Not all Camaros are equal, and this one is more equal than others. Look at the data plate and you’ll see it’s an original four-speed Rally Sport and, since no engine is designated, it likely was a 327 two-barrel. A sporty car on regular gas when new, but now it’s been repurposed.
Tuesday, April 4
Seeing this hot rod stuffed with a 454 makes me think the new owner will need to buy a life insurance policy. I’ve never driven such a vehicle so I’m terribly curious if driving it would be both scary and smile-inducing.
2016 Mercedes-Benz E550 Cabriolet
An E-Class Merc ragtop powered by a twin-turbo V8 was not small change when new, but I bet these have depreciated enough that it’s affordable to status slaves and beyond. Please no hate mail, but I think this is more interesting than a 20-year-old Corvette ragtop.
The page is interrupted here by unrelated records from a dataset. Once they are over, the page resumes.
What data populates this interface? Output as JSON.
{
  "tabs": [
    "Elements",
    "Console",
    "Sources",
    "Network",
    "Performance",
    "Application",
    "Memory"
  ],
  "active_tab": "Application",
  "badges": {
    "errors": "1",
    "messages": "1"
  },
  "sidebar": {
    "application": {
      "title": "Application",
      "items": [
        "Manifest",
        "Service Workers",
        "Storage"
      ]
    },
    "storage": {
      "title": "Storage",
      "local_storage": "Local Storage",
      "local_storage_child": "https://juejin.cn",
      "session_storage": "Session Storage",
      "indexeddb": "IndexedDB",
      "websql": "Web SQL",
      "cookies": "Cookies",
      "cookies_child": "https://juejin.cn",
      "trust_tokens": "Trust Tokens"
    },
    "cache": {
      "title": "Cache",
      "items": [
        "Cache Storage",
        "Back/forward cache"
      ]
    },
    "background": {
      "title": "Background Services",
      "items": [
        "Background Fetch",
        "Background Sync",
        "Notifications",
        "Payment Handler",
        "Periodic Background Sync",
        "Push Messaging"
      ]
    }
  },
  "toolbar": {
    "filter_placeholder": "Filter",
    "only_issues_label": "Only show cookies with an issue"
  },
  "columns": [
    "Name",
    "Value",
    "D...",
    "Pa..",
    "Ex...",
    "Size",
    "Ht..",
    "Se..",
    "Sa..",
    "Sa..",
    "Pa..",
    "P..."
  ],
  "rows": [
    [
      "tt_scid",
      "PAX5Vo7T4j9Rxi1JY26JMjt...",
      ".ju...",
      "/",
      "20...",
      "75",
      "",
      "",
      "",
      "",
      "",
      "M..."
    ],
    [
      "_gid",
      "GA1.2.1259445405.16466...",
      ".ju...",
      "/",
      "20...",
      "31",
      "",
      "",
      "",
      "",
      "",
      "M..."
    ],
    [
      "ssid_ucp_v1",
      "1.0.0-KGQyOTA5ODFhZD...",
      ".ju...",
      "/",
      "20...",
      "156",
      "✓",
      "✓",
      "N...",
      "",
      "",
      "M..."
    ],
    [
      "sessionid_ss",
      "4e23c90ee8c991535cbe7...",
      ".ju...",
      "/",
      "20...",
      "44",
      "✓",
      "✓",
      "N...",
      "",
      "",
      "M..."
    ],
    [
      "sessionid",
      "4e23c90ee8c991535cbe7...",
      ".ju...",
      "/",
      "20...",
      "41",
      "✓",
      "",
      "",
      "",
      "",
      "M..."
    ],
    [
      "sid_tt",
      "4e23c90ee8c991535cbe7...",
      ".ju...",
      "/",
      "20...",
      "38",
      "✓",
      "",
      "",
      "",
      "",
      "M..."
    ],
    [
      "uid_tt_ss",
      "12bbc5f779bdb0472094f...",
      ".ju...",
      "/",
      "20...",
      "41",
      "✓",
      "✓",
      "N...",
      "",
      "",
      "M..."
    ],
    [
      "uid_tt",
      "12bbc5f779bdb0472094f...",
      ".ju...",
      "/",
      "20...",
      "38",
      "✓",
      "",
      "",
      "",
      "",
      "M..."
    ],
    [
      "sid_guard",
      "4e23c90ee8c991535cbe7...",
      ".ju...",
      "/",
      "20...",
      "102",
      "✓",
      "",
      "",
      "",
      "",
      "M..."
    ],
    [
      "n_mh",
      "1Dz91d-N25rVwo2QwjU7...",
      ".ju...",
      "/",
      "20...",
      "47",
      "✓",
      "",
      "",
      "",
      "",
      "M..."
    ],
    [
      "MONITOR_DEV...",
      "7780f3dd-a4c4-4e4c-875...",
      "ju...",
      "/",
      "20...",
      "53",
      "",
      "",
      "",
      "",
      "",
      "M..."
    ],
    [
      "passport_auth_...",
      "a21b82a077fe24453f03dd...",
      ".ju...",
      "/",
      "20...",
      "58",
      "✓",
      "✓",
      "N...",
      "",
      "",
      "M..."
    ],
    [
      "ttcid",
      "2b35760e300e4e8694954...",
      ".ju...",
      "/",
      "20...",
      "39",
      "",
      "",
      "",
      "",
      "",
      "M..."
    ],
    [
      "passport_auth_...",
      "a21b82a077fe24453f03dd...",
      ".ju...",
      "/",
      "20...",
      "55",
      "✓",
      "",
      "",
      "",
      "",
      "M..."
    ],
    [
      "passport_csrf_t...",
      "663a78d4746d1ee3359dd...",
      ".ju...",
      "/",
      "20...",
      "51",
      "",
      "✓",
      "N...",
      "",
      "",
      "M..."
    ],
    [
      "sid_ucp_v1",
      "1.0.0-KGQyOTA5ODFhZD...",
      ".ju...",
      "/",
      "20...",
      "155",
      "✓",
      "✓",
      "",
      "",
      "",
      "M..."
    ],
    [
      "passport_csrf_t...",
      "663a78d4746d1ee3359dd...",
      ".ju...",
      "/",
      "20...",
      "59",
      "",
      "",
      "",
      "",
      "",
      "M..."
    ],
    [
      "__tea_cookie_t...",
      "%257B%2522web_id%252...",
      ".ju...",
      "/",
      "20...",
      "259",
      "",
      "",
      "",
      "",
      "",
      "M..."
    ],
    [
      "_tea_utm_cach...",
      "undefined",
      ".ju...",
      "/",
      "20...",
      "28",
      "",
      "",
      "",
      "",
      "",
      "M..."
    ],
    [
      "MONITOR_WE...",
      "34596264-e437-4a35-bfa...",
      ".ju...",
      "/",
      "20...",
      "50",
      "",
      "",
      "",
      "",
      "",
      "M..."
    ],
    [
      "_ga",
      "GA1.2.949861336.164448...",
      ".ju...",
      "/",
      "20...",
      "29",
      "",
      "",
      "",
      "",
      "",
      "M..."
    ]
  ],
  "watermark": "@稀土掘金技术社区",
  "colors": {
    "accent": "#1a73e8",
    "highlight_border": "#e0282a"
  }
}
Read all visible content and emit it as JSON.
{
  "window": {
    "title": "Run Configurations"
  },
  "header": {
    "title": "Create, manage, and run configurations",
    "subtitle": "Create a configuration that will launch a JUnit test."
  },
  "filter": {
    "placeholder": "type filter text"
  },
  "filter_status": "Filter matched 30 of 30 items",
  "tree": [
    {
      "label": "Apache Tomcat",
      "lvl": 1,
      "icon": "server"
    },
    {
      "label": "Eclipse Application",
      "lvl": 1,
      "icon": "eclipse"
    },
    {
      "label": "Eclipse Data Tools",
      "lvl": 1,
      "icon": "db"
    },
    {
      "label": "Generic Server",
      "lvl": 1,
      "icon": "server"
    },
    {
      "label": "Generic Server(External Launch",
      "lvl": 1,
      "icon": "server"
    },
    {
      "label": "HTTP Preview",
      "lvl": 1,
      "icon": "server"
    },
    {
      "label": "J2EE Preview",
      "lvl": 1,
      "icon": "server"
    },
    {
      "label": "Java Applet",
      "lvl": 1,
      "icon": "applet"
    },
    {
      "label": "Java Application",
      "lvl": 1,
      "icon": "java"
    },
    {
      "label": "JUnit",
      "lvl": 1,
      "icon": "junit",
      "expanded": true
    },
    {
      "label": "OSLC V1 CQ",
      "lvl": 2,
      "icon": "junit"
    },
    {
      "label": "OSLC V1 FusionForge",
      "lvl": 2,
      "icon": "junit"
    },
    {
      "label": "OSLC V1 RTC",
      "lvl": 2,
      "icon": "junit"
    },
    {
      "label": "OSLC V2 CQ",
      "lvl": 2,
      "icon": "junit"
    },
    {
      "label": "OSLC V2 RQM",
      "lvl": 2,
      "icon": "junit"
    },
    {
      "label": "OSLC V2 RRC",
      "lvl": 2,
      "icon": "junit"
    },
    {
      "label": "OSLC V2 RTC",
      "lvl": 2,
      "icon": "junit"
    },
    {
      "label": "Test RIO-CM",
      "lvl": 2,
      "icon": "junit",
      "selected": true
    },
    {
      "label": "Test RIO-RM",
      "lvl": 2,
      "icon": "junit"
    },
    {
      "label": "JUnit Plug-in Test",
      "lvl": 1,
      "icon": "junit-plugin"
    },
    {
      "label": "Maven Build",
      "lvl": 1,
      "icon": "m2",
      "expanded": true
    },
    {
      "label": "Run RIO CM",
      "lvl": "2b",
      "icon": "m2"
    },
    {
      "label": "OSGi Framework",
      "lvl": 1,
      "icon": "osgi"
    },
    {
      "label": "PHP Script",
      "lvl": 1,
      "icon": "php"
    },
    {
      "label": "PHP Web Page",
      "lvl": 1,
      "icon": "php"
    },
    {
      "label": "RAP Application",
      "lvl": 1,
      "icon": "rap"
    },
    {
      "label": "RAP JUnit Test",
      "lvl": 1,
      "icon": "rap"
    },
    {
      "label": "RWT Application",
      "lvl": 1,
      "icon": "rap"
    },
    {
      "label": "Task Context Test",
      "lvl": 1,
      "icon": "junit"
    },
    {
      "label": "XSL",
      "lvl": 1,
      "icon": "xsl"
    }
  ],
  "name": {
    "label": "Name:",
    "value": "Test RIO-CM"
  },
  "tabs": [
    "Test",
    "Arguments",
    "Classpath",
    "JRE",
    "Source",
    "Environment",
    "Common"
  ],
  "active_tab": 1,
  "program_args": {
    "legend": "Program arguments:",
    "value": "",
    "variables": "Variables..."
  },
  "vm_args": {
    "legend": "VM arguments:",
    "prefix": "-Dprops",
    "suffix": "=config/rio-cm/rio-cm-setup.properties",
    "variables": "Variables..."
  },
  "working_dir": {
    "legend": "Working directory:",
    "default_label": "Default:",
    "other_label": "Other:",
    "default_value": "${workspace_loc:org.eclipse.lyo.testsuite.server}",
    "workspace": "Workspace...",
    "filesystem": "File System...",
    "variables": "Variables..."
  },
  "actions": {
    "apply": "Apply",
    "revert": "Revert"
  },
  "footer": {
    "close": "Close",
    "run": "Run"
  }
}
Wednesday, April 5
Yes, another Tri-five on the list, this one a two-door wagon, which already has been pushed towards hot rod status. Still, I’d want to add a metalflake paint job, add Day 2 parts, and change the mags to something like Cragar G/T Plus.
1972 International Harvester Scout II
The company that practically invented the SUV updated the Scout in 1971 to create the Scout II. I have no idea how it compares to Blazers or other recreational vehicles of the period but for some reason it seem badder than all the rest.
Thursday, April 6
1985 Pontiac Firebird Trans Am
When the Firebird was redesigned in 1982, the adolescent me fell in love, but I thought the facelifted version looked even better. This one features the standard 170-horsepower 5.0 V8 with five-speed manual, well below the 190- and 210-horse versions available at the time. If you wished you were cooler in high school, then your car has arrived.
So high-school you wanted the above Trans Am, or this Fiero GT? The Fiero was a more modern performance car, and that mid-engine thing is intriguing, but I am not sure I’d want one with the THM125 automatic. If I dropped in a Buick turbo-six, I’d be fine with the auto.
Friday, April 7
The convertibles have the reverse-hinged trunklid mechanism as if they’re faking being a Skyliner, which is cool for kids aged 0 to 100. Add the new-for-1965 sequential taillights and it’s hard to lose with a T-bird of this vintage.
The first of the new SLs aren’t common to find in America, as sales truly didn’t take off until the 1980s. But if you want a fuel-injected OHC V8 in a sporty package, there weren’t many cars at the time that offered the credentials of this Mercedes. Note the small bumpers too.